Retype the records exactly.
++++++
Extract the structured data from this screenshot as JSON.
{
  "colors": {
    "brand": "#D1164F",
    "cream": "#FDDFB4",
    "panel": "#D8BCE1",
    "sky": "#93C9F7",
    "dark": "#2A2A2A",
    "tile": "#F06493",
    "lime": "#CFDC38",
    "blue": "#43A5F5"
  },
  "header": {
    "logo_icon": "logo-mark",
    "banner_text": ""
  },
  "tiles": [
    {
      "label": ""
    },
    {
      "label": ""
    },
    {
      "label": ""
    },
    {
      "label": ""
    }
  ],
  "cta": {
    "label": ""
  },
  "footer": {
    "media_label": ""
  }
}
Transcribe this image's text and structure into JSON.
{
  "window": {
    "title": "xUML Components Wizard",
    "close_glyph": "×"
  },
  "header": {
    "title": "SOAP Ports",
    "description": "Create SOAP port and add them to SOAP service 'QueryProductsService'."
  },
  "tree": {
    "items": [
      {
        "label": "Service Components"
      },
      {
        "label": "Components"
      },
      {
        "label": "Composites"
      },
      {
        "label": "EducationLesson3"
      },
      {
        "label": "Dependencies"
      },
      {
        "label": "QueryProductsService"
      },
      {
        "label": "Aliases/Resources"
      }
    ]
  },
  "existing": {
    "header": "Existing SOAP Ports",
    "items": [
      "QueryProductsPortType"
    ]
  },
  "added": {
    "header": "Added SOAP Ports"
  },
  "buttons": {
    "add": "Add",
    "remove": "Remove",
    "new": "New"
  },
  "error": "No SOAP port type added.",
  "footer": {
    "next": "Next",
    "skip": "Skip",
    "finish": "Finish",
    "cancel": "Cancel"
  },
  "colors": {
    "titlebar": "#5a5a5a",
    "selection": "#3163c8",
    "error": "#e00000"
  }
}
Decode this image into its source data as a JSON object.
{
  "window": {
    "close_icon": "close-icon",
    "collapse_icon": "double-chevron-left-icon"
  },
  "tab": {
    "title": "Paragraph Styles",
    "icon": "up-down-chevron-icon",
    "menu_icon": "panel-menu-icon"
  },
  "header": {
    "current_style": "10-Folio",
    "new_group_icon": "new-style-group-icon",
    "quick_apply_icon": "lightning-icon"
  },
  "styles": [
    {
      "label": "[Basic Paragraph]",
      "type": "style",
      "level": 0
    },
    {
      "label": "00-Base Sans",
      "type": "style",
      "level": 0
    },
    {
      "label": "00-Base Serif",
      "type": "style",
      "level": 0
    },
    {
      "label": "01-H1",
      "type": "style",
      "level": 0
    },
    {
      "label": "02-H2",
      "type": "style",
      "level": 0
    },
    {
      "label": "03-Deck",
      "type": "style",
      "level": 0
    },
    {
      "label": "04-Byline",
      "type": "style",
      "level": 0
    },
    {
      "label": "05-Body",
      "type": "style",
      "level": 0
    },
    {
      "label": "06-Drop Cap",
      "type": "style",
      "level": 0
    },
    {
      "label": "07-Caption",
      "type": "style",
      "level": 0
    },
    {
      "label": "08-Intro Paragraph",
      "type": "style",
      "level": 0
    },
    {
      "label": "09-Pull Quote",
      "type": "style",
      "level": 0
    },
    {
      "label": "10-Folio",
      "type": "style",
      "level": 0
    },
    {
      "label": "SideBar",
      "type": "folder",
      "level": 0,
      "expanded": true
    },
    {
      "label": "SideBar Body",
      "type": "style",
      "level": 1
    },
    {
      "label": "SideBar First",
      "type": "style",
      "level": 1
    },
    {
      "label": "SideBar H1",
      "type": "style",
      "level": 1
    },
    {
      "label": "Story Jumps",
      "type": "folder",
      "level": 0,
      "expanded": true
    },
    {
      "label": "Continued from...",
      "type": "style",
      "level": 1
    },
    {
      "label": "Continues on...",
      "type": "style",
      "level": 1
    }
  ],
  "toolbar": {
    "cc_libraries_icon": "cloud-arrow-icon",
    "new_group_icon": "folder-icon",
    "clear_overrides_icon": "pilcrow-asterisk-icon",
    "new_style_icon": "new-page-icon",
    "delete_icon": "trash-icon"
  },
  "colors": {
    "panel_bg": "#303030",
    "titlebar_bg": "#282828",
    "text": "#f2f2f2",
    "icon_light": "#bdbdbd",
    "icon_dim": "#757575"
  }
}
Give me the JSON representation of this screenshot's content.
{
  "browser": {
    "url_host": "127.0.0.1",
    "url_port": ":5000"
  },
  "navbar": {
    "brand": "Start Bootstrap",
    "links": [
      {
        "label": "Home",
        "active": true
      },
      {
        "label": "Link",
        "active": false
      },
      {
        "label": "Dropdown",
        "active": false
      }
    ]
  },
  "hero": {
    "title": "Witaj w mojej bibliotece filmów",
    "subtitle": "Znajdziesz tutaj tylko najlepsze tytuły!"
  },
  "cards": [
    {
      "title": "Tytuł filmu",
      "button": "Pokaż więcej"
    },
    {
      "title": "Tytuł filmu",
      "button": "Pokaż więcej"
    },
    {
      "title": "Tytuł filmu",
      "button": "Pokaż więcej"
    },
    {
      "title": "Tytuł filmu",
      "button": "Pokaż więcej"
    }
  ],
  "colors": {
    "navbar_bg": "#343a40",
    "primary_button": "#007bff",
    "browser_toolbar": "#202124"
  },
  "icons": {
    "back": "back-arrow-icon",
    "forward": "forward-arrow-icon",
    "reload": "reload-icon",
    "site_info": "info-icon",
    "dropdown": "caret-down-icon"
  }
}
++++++
FINAL ANSWER:
Extract the structured data from this screenshot as JSON.
{
  "colors": {
    "brand": "#D1164F",
    "cream": "#FDDFB4",
    "panel": "#D8BCE1",
    "sky": "#93C9F7",
    "dark": "#2A2A2A",
    "tile": "#F06493",
    "lime": "#CFDC38",
    "blue": "#43A5F5"
  },
  "header": {
    "logo_icon": "logo-mark",
    "banner_text": ""
  },
  "tiles": [
    {
      "label": ""
    },
    {
      "label": ""
    },
    {
      "label": ""
    },
    {
      "label": ""
    }
  ],
  "cta": {
    "label": ""
  },
  "footer": {
    "media_label": ""
  }
}
Transcribe this image's text and structure into JSON.
{
  "window": {
    "title": "xUML Components Wizard",
    "close_glyph": "×"
  },
  "header": {
    "title": "SOAP Ports",
    "description": "Create SOAP port and add them to SOAP service 'QueryProductsService'."
  },
  "tree": {
    "items": [
      {
        "label": "Service Components"
      },
      {
        "label": "Components"
      },
      {
        "label": "Composites"
      },
      {
        "label": "EducationLesson3"
      },
      {
        "label": "Dependencies"
      },
      {
        "label": "QueryProductsService"
      },
      {
        "label": "Aliases/Resources"
      }
    ]
  },
  "existing": {
    "header": "Existing SOAP Ports",
    "items": [
      "QueryProductsPortType"
    ]
  },
  "added": {
    "header": "Added SOAP Ports"
  },
  "buttons": {
    "add": "Add",
    "remove": "Remove",
    "new": "New"
  },
  "error": "No SOAP port type added.",
  "footer": {
    "next": "Next",
    "skip": "Skip",
    "finish": "Finish",
    "cancel": "Cancel"
  },
  "colors": {
    "titlebar": "#5a5a5a",
    "selection": "#3163c8",
    "error": "#e00000"
  }
}
Decode this image into its source data as a JSON object.
{
  "window": {
    "close_icon": "close-icon",
    "collapse_icon": "double-chevron-left-icon"
  },
  "tab": {
    "title": "Paragraph Styles",
    "icon": "up-down-chevron-icon",
    "menu_icon": "panel-menu-icon"
  },
  "header": {
    "current_style": "10-Folio",
    "new_group_icon": "new-style-group-icon",
    "quick_apply_icon": "lightning-icon"
  },
  "styles": [
    {
      "label": "[Basic Paragraph]",
      "type": "style",
      "level": 0
    },
    {
      "label": "00-Base Sans",
      "type": "style",
      "level": 0
    },
    {
      "label": "00-Base Serif",
      "type": "style",
      "level": 0
    },
    {
      "label": "01-H1",
      "type": "style",
      "level": 0
    },
    {
      "label": "02-H2",
      "type": "style",
      "level": 0
    },
    {
      "label": "03-Deck",
      "type": "style",
      "level": 0
    },
    {
      "label": "04-Byline",
      "type": "style",
      "level": 0
    },
    {
      "label": "05-Body",
      "type": "style",
      "level": 0
    },
    {
      "label": "06-Drop Cap",
      "type": "style",
      "level": 0
    },
    {
      "label": "07-Caption",
      "type": "style",
      "level": 0
    },
    {
      "label": "08-Intro Paragraph",
      "type": "style",
      "level": 0
    },
    {
      "label": "09-Pull Quote",
      "type": "style",
      "level": 0
    },
    {
      "label": "10-Folio",
      "type": "style",
      "level": 0
    },
    {
      "label": "SideBar",
      "type": "folder",
      "level": 0,
      "expanded": true
    },
    {
      "label": "SideBar Body",
      "type": "style",
      "level": 1
    },
    {
      "label": "SideBar First",
      "type": "style",
      "level": 1
    },
    {
      "label": "SideBar H1",
      "type": "style",
      "level": 1
    },
    {
      "label": "Story Jumps",
      "type": "folder",
      "level": 0,
      "expanded": true
    },
    {
      "label": "Continued from...",
      "type": "style",
      "level": 1
    },
    {
      "label": "Continues on...",
      "type": "style",
      "level": 1
    }
  ],
  "toolbar": {
    "cc_libraries_icon": "cloud-arrow-icon",
    "new_group_icon": "folder-icon",
    "clear_overrides_icon": "pilcrow-asterisk-icon",
    "new_style_icon": "new-page-icon",
    "delete_icon": "trash-icon"
  },
  "colors": {
    "panel_bg": "#303030",
    "titlebar_bg": "#282828",
    "text": "#f2f2f2",
    "icon_light": "#bdbdbd",
    "icon_dim": "#757575"
  }
}
Give me the JSON representation of this screenshot's content.
{
  "browser": {
    "url_host": "127.0.0.1",
    "url_port": ":5000"
  },
  "navbar": {
    "brand": "Start Bootstrap",
    "links": [
      {
        "label": "Home",
        "active": true
      },
      {
        "label": "Link",
        "active": false
      },
      {
        "label": "Dropdown",
        "active": false
      }
    ]
  },
  "hero": {
    "title": "Witaj w mojej bibliotece filmów",
    "subtitle": "Znajdziesz tutaj tylko najlepsze tytuły!"
  },
  "cards": [
    {
      "title": "Tytuł filmu",
      "button": "Pokaż więcej"
    },
    {
      "title": "Tytuł filmu",
      "button": "Pokaż więcej"
    },
    {
      "title": "Tytuł filmu",
      "button": "Pokaż więcej"
    },
    {
      "title": "Tytuł filmu",
      "button": "Pokaż więcej"
    }
  ],
  "colors": {
    "navbar_bg": "#343a40",
    "primary_button": "#007bff",
    "browser_toolbar": "#202124"
  },
  "icons": {
    "back": "back-arrow-icon",
    "forward": "forward-arrow-icon",
    "reload": "reload-icon",
    "site_info": "info-icon",
    "dropdown": "caret-down-icon"
  }
}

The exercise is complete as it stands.